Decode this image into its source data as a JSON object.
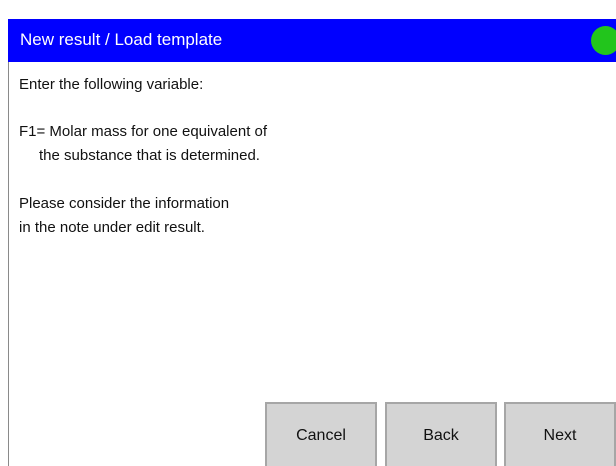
{
  "header": {
    "title": "New result / Load template",
    "status_color": "#22c51c",
    "bar_color": "#0000ff"
  },
  "body": {
    "intro": "Enter the following variable:",
    "variable_line1": "F1= Molar mass for one equivalent of",
    "variable_line2": "the substance that is determined.",
    "note_line1": "Please consider the information",
    "note_line2": "in the note under edit result."
  },
  "buttons": {
    "cancel": "Cancel",
    "back": "Back",
    "next": "Next"
  }
}
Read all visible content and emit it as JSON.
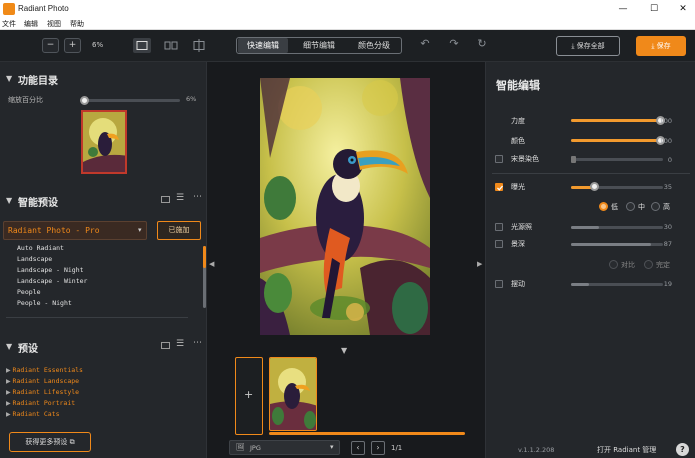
{
  "window": {
    "title": "Radiant Photo",
    "min": "—",
    "max": "☐",
    "close": "✕"
  },
  "menu": [
    "文件",
    "编辑",
    "视图",
    "帮助"
  ],
  "toolbar": {
    "zoom_out": "−",
    "zoom_in": "+",
    "zoom_value": "6%",
    "mode_tabs": [
      "快速编辑",
      "细节编辑",
      "颜色分级"
    ],
    "save_as": "保存全部",
    "save": "保存"
  },
  "left": {
    "catalog_title": "功能目录",
    "zoom_label": "缩放百分比",
    "zoom_value": "6%",
    "zoom_fraction": 0.06,
    "presets_title": "智能预设",
    "preset_select": "Radiant Photo - Pro",
    "applied_button": "已施加",
    "preset_items": [
      "Auto Radiant",
      "Landscape",
      "Landscape - Night",
      "Landscape - Winter",
      "People",
      "People - Night"
    ],
    "presets2_title": "预设",
    "preset_groups": [
      "Radiant Essentials",
      "Radiant Landscape",
      "Radiant Lifestyle",
      "Radiant Portrait",
      "Radiant Cats"
    ],
    "get_more_button": "获得更多预设"
  },
  "center": {
    "add_label": "+",
    "file_format": "JPG",
    "page_label": "1/1"
  },
  "right": {
    "title": "智能编辑",
    "sliders": [
      {
        "label": "力度",
        "value": "100",
        "fraction": 1.0,
        "checkbox": false,
        "checked": false
      },
      {
        "label": "颜色",
        "value": "100",
        "fraction": 1.0,
        "checkbox": false,
        "checked": false
      },
      {
        "label": "宋景染色",
        "value": "0",
        "fraction": 0.0,
        "checkbox": true,
        "checked": false
      },
      {
        "label": "曝光",
        "value": "35",
        "fraction": 0.35,
        "checkbox": true,
        "checked": true
      }
    ],
    "exposure_modes": [
      "低",
      "中",
      "高"
    ],
    "sliders2": [
      {
        "label": "光源照",
        "value": "30",
        "fraction": 0.3,
        "checked": false
      },
      {
        "label": "景深",
        "value": "87",
        "fraction": 0.87,
        "checked": false
      }
    ],
    "depth_modes": [
      "对比",
      "完定"
    ],
    "sliders3": [
      {
        "label": "摆动",
        "value": "19",
        "fraction": 0.19,
        "checked": false
      }
    ],
    "version": "v.1.1.2.208",
    "open_manager": "打开 Radiant 管理",
    "help": "?"
  },
  "colors": {
    "accent": "#f0891a",
    "panel": "#24272b",
    "background": "#181a1d"
  }
}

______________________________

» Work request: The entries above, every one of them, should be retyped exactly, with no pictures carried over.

» Answer box:
Decode this image into its source data as a JSON object.
{
  "header": {
    "title": "New result / Load template",
    "status_color": "#22c51c",
    "bar_color": "#0000ff"
  },
  "body": {
    "intro": "Enter the following variable:",
    "variable_line1": "F1= Molar mass for one equivalent of",
    "variable_line2": "the substance that is determined.",
    "note_line1": "Please consider the information",
    "note_line2": "in the note under edit result."
  },
  "buttons": {
    "cancel": "Cancel",
    "back": "Back",
    "next": "Next"
  }
}
Read all visible content and emit it as JSON.
{
  "window": {
    "title": "Radiant Photo",
    "min": "—",
    "max": "☐",
    "close": "✕"
  },
  "menu": [
    "文件",
    "编辑",
    "视图",
    "帮助"
  ],
  "toolbar": {
    "zoom_out": "−",
    "zoom_in": "+",
    "zoom_value": "6%",
    "mode_tabs": [
      "快速编辑",
      "细节编辑",
      "颜色分级"
    ],
    "save_as": "保存全部",
    "save": "保存"
  },
  "left": {
    "catalog_title": "功能目录",
    "zoom_label": "缩放百分比",
    "zoom_value": "6%",
    "zoom_fraction": 0.06,
    "presets_title": "智能预设",
    "preset_select": "Radiant Photo - Pro",
    "applied_button": "已施加",
    "preset_items": [
      "Auto Radiant",
      "Landscape",
      "Landscape - Night",
      "Landscape - Winter",
      "People",
      "People - Night"
    ],
    "presets2_title": "预设",
    "preset_groups": [
      "Radiant Essentials",
      "Radiant Landscape",
      "Radiant Lifestyle",
      "Radiant Portrait",
      "Radiant Cats"
    ],
    "get_more_button": "获得更多预设"
  },
  "center": {
    "add_label": "+",
    "file_format": "JPG",
    "page_label": "1/1"
  },
  "right": {
    "title": "智能编辑",
    "sliders": [
      {
        "label": "力度",
        "value": "100",
        "fraction": 1.0,
        "checkbox": false,
        "checked": false
      },
      {
        "label": "颜色",
        "value": "100",
        "fraction": 1.0,
        "checkbox": false,
        "checked": false
      },
      {
        "label": "宋景染色",
        "value": "0",
        "fraction": 0.0,
        "checkbox": true,
        "checked": false
      },
      {
        "label": "曝光",
        "value": "35",
        "fraction": 0.35,
        "checkbox": true,
        "checked": true
      }
    ],
    "exposure_modes": [
      "低",
      "中",
      "高"
    ],
    "sliders2": [
      {
        "label": "光源照",
        "value": "30",
        "fraction": 0.3,
        "checked": false
      },
      {
        "label": "景深",
        "value": "87",
        "fraction": 0.87,
        "checked": false
      }
    ],
    "depth_modes": [
      "对比",
      "完定"
    ],
    "sliders3": [
      {
        "label": "摆动",
        "value": "19",
        "fraction": 0.19,
        "checked": false
      }
    ],
    "version": "v.1.1.2.208",
    "open_manager": "打开 Radiant 管理",
    "help": "?"
  },
  "colors": {
    "accent": "#f0891a",
    "panel": "#24272b",
    "background": "#181a1d"
  }
}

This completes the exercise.